Ozone (O3) directly and indirectly affects human health (depending on the altitude it is sometimes referred to as “good” or “bad” ozone) and has an important role in the temperature structure of the atmosphere. Because of the impact of ozone on air quality and climate change, the objective of this thesis is to improve our understanding of the global distribution of atmospheric ozone in space and time, not just in the stratosphere, but also in the troposphere, where it directly affects living organisms. In this thesis, ozone is measured with satellite-based instruments that measure reflected solar light in the Ultra Violet - VISible (UV-VIS) wavelength range (280 < λ< 330 nm). In the UV-VIS, the absorption crosss-ection of ozone varies by several orders of magnitude, providing the altitude information for the ozone distribution. The ozone profiles are retrieved from the measured radiation with the optimal estimation technique. To make optimal use of the advantages of both observations and atmospheric models, they are combined using the Kalman filter data assimilation technique.The assimilation output consists of regular gridded 3D ozone fields without missing data at regular time intervals.

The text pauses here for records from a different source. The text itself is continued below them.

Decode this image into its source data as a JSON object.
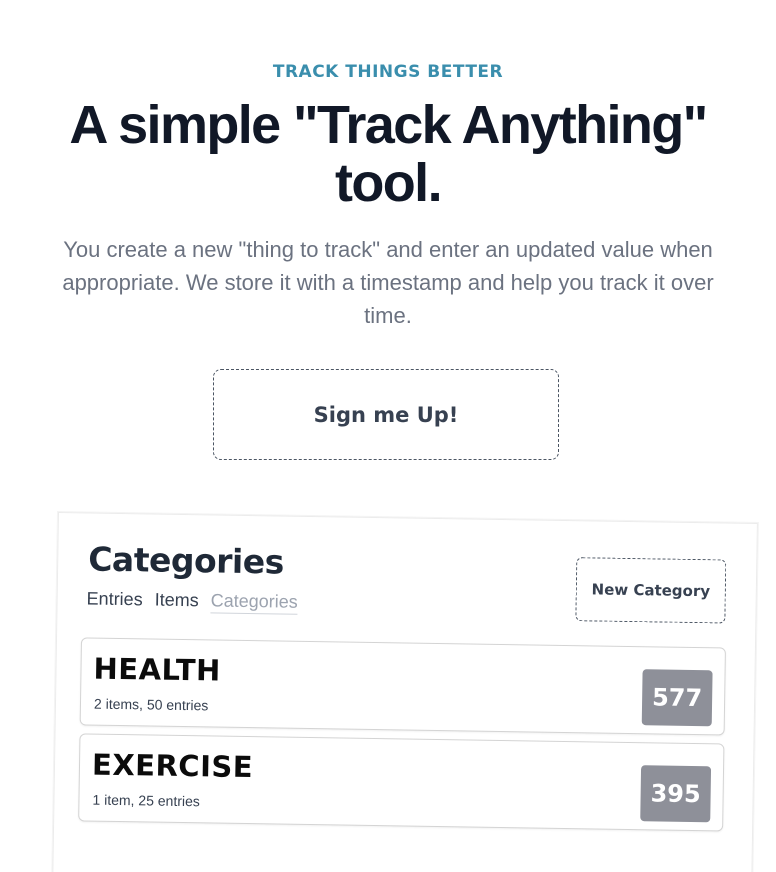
{
  "hero": {
    "eyebrow": "TRACK THINGS BETTER",
    "headline": "A simple \"Track Anything\" tool.",
    "description": "You create a new \"thing to track\" and enter an updated value when appropriate. We store it with a timestamp and help you track it over time.",
    "signup_label": "Sign me Up!",
    "accent_color": "#3a8ead"
  },
  "mockup": {
    "page_title": "Categories",
    "nav": [
      {
        "label": "Entries",
        "active": false
      },
      {
        "label": "Items",
        "active": false
      },
      {
        "label": "Categories",
        "active": true
      }
    ],
    "new_category_label": "New Category",
    "categories": [
      {
        "name": "HEALTH",
        "meta": "2 items, 50 entries",
        "count": "577"
      },
      {
        "name": "EXERCISE",
        "meta": "1 item, 25 entries",
        "count": "395"
      }
    ]
  }
}
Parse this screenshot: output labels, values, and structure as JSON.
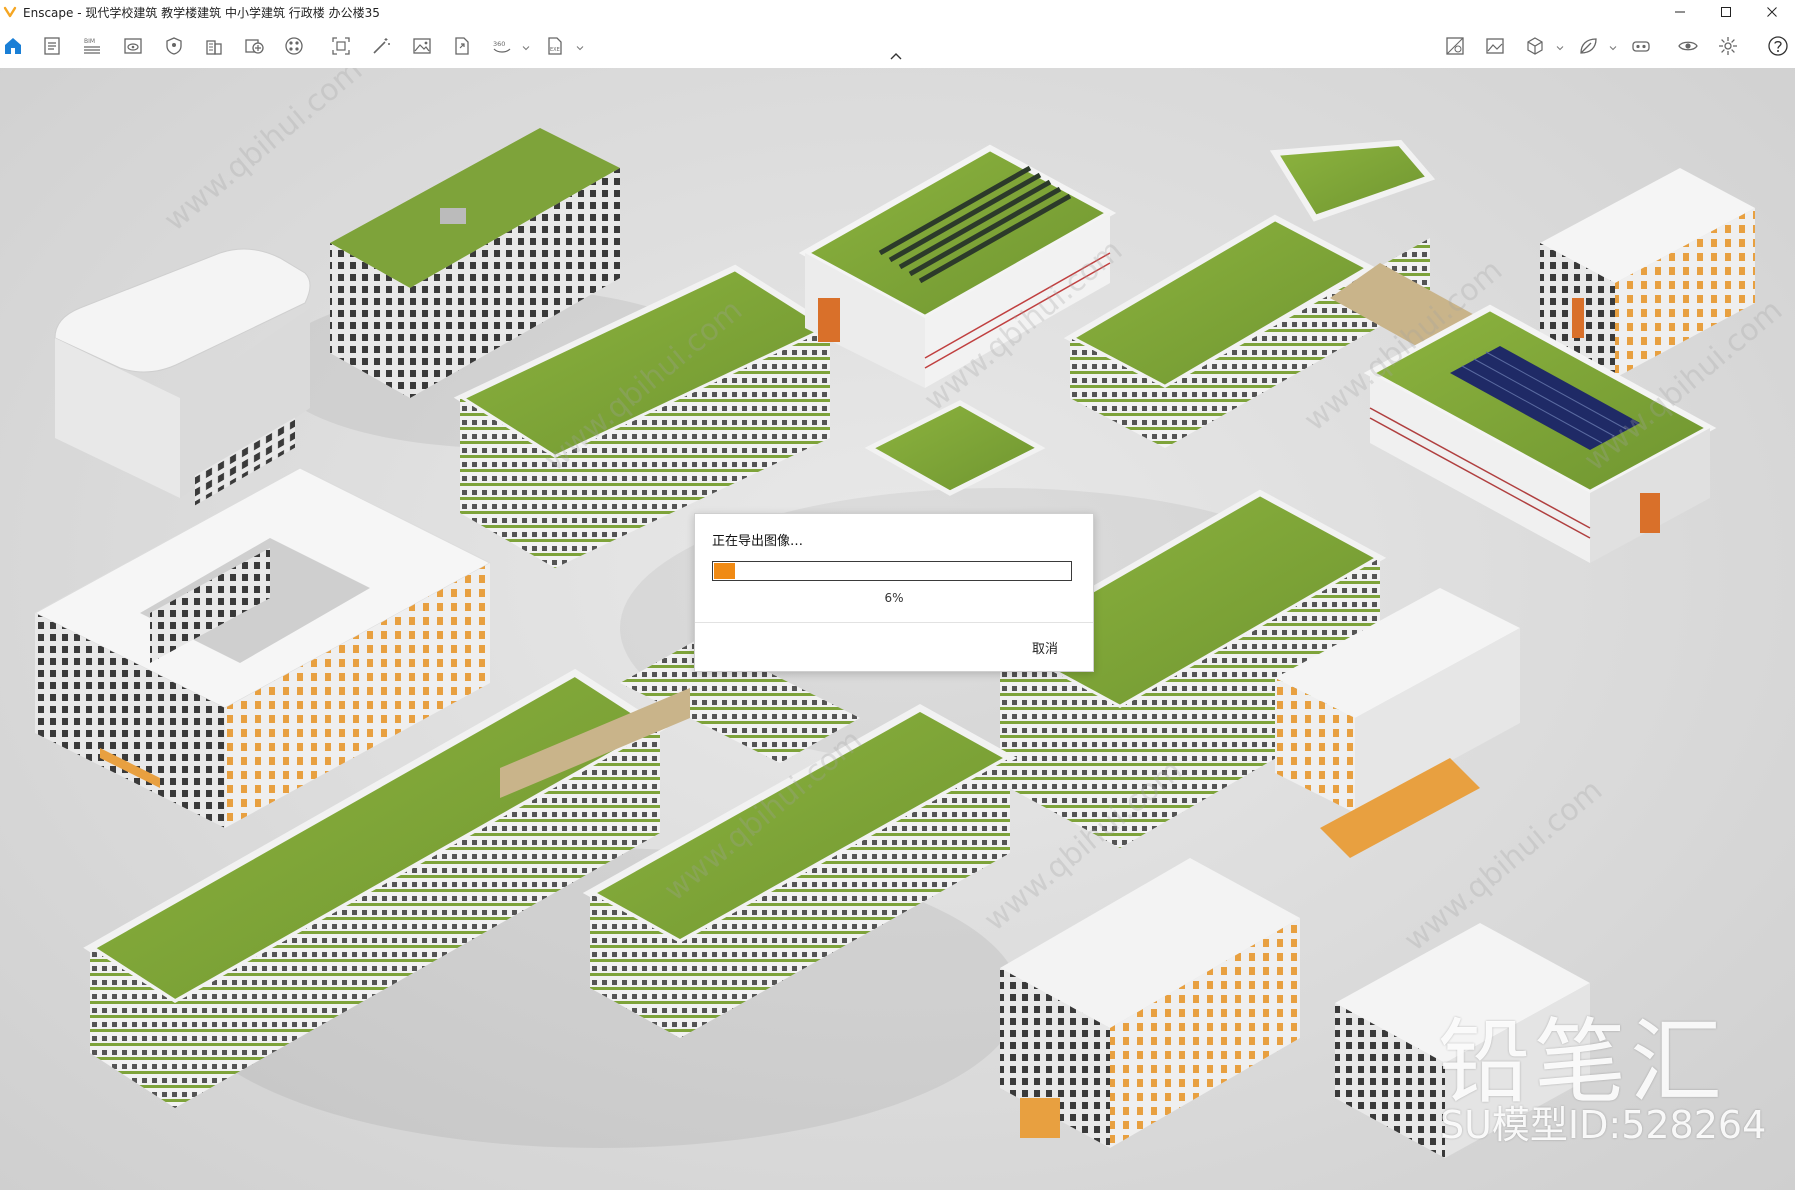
{
  "window": {
    "title": "Enscape - 现代学校建筑 教学楼建筑 中小学建筑 行政楼 办公楼35",
    "controls": [
      "minimize-icon",
      "maximize-icon",
      "close-icon"
    ]
  },
  "toolbar": {
    "left_icons": [
      "home-icon",
      "notes-icon",
      "bim-icon",
      "view-icon",
      "shield-icon",
      "building-icon",
      "asset-library-icon",
      "materials-icon",
      "capture-icon",
      "magic-wand-icon",
      "image-export-icon",
      "file-export-icon",
      "panorama-360-icon",
      "exe-export-icon"
    ],
    "right_icons": [
      "visual-settings-icon",
      "image-settings-icon",
      "cube-icon",
      "leaf-icon",
      "vr-headset-icon",
      "eye-icon",
      "settings-icon",
      "help-icon"
    ]
  },
  "dialog": {
    "title": "正在导出图像…",
    "progress_percent": 6,
    "progress_label": "6%",
    "cancel_label": "取消"
  },
  "colors": {
    "accent_orange": "#f08a14",
    "roof_green": "#7ea33a",
    "facade_white": "#f2f2f2",
    "solar_blue": "#1f2a66"
  },
  "watermark": {
    "brand": "铅笔汇",
    "model_id": "SU模型ID:528264",
    "tiled_text": "www.qbihui.com"
  }
}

|Award date||14 Mar 2019|
|Publication status||Published - 14 Mar 2019|